Be Humble and Transparent
As we seek God there is no point in hiding or evading, either from Him or from ourselves. We must ask Him to help us see our own hearts more and more clearly, so that we are not deceived about who we really are. Our greatest sin is pride, failing to see ourselves in truth and thinking of ourselves more highly than we ought to think. (Rom 12:3) “God resisteth the proud, but giveth grace unto the humble.” (Jas 4:6) There is no point in pretending we are seeking God while we are persisting in self-conceit, arrogance and pride. Being sorrowfully honest with God about all of our brokenness is healing in itself (2Co 7:10); anything else puts us in an adversarial relationship with God and moves Him to resist and oppose us.
We should be growing in more and more awareness of what we already believe to be true about Him and ourselves, constantly comparing what we find within us with what the Word says. Where we don’t believe His Word fully yet we should be asking Him to help us believe these specific truths. Memorizing and meditating on texts that appear to contradict our beliefs, dispositions and attitudes, and asking God to renew our minds and spirits to believe what He has revealed is intrinsic to seeking God and cooperating with Him us He heals and sanctifies us.
As we have noted, as we pursue God through obedience and prayer we must do so with proper knowledge; we must be careful to remember that we are not trying to earn salvation. There is no hope of eternal life if it depends upon us, upon our works or obedience; we must lose all hope of earning salvation by our own righteousness. (Rom 4:4-5) Perfect righteousness is the requirement, and the only way to be perfectly righteous is to be counted so by faith in Christ. (Ge 15:6, Rom 4:3) Assurance is only found in coming to understand — down in the bedrock of our souls — that Jesus Christ died for us in our place, bearing our sin and shame, perfectly satisfying the Father’s righteous demands on our behalf. This must be our only hope of eternal life: that Jesus Christ took our place and died for us, taking our sin and giving us His perfect righteousness as a free gift.
This kind of faith is the only possible way for us to have the kind of assurance God describes: if we are lost it must be because the death of Christ on our behalf was insufficient (which is then ultimately God failing, which is impossible), or that He has not yet died for us. There can be no other explanation in our hearts, because we have no other grounds for our relationship and right standing with God. When we focus rightly here, on the finished, effectual, sufficient work of Christ as our only hope of eternal life, and as God reveals to us that Christ actually has died for us personally and perfectly, shedding His own blood as a payment for our sin, there can be no room for doubt.

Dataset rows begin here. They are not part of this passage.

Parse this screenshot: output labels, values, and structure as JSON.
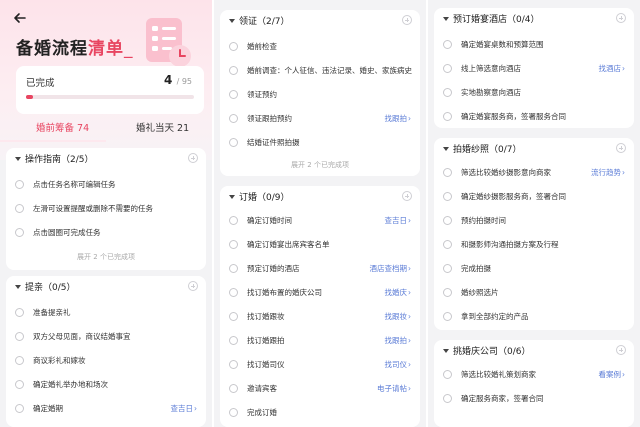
{
  "header": {
    "title_main": "备婚流程",
    "title_accent": "清单",
    "title_cursor": "_"
  },
  "progress": {
    "label": "已完成",
    "done": "4",
    "total": "/ 95",
    "fraction": 0.042
  },
  "tabs": [
    {
      "label": "婚前筹备 74",
      "active": true
    },
    {
      "label": "婚礼当天 21",
      "active": false
    }
  ],
  "colors": {
    "accent": "#e84561",
    "link": "#5a7bd6"
  },
  "column1": {
    "guide": {
      "title": "操作指南（2/5）",
      "items": [
        "点击任务名称可编辑任务",
        "左滑可设置提醒或删除不需要的任务",
        "点击圆圈可完成任务"
      ],
      "expand": "展开 2 个已完成项"
    },
    "proposal": {
      "title": "提亲（0/5）",
      "items": [
        {
          "label": "准备提亲礼",
          "link": ""
        },
        {
          "label": "双方父母见面，商议结婚事宜",
          "link": ""
        },
        {
          "label": "商议彩礼和嫁妆",
          "link": ""
        },
        {
          "label": "确定婚礼举办地和场次",
          "link": ""
        },
        {
          "label": "确定婚期",
          "link": "查吉日"
        }
      ]
    }
  },
  "column2": {
    "certificate": {
      "title": "领证（2/7）",
      "items": [
        {
          "label": "婚前检查",
          "link": ""
        },
        {
          "label": "婚前调查：个人征信、违法记录、婚史、家族病史",
          "link": ""
        },
        {
          "label": "领证预约",
          "link": ""
        },
        {
          "label": "领证跟拍预约",
          "link": "找跟拍"
        },
        {
          "label": "结婚证件照拍摄",
          "link": ""
        }
      ],
      "expand": "展开 2 个已完成项"
    },
    "booking": {
      "title": "订婚（0/9）",
      "items": [
        {
          "label": "确定订婚时间",
          "link": "查吉日"
        },
        {
          "label": "确定订婚宴出席宾客名单",
          "link": ""
        },
        {
          "label": "预定订婚的酒店",
          "link": "酒店查档期"
        },
        {
          "label": "找订婚布置的婚庆公司",
          "link": "找婚庆"
        },
        {
          "label": "找订婚跟妆",
          "link": "找跟妆"
        },
        {
          "label": "找订婚跟拍",
          "link": "找跟拍"
        },
        {
          "label": "找订婚司仪",
          "link": "找司仪"
        },
        {
          "label": "邀请宾客",
          "link": "电子请帖"
        },
        {
          "label": "完成订婚",
          "link": ""
        }
      ]
    }
  },
  "column3": {
    "hotel": {
      "title": "预订婚宴酒店（0/4）",
      "items": [
        {
          "label": "确定婚宴桌数和预算范围",
          "link": ""
        },
        {
          "label": "线上筛选意向酒店",
          "link": "找酒店"
        },
        {
          "label": "实地勘察意向酒店",
          "link": ""
        },
        {
          "label": "确定婚宴服务商，签署服务合同",
          "link": ""
        }
      ]
    },
    "photo": {
      "title": "拍婚纱照（0/7）",
      "items": [
        {
          "label": "筛选比较婚纱摄影意向商家",
          "link": "流行趋势"
        },
        {
          "label": "确定婚纱摄影服务商，签署合同",
          "link": ""
        },
        {
          "label": "预约拍摄时间",
          "link": ""
        },
        {
          "label": "和摄影师沟通拍摄方案及行程",
          "link": ""
        },
        {
          "label": "完成拍摄",
          "link": ""
        },
        {
          "label": "婚纱照选片",
          "link": ""
        },
        {
          "label": "拿到全部约定的产品",
          "link": ""
        }
      ]
    },
    "planner": {
      "title": "挑婚庆公司（0/6）",
      "items": [
        {
          "label": "筛选比较婚礼策划商家",
          "link": "看案例"
        },
        {
          "label": "确定服务商家，签署合同",
          "link": ""
        }
      ]
    }
  }
}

To get to this place of absolute confidence in the finished work of Christ we are seeking a miracle from God: He must give us a new heart and spirit to believe in Him. He must make us spiritually alive, raise us from spiritual death, and help us trust Him and love Him. (Eph 2:1) He must start writing His laws into our minds and hearts and giving us a desire to obey Him, honor Him and fellowship with Him. (Heb 8:10) All of the fruits of salvation, the things that accompany salvation, will be become apparent in our lives as we are established with grace in this regenerated state.

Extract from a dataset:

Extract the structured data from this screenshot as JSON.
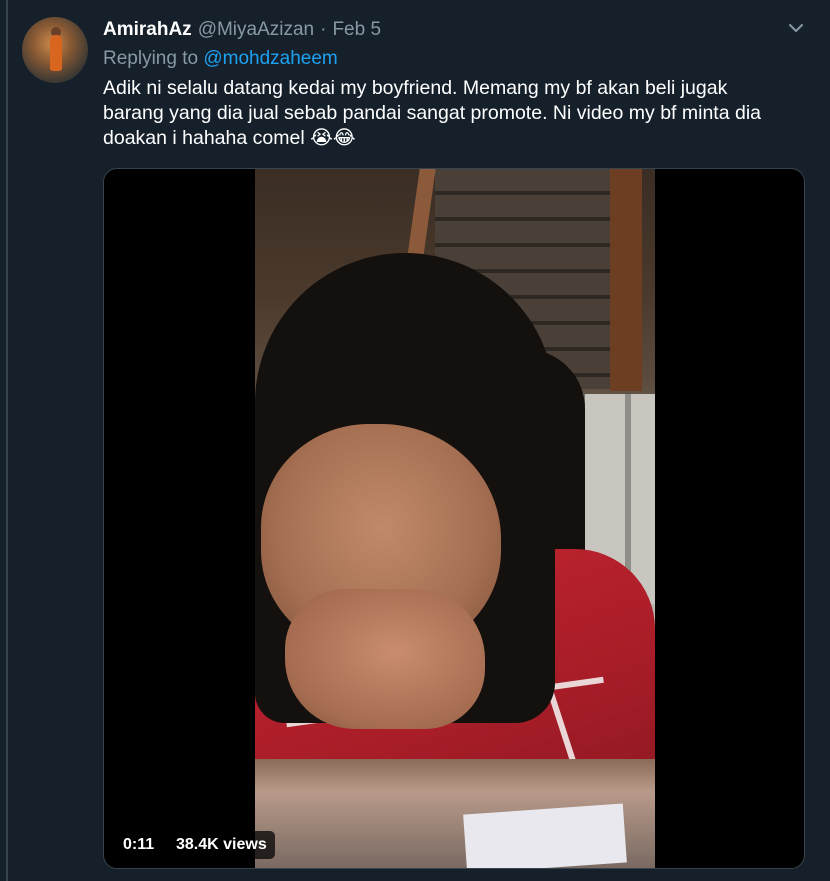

Do you believe? As we seek to answer that question with integrity, as we give diligence to make our calling and election sure, God bless all that pursue Him with unshakable faith, and a transformed life, to His glory and eternal pleasure. (1Cor 15:58)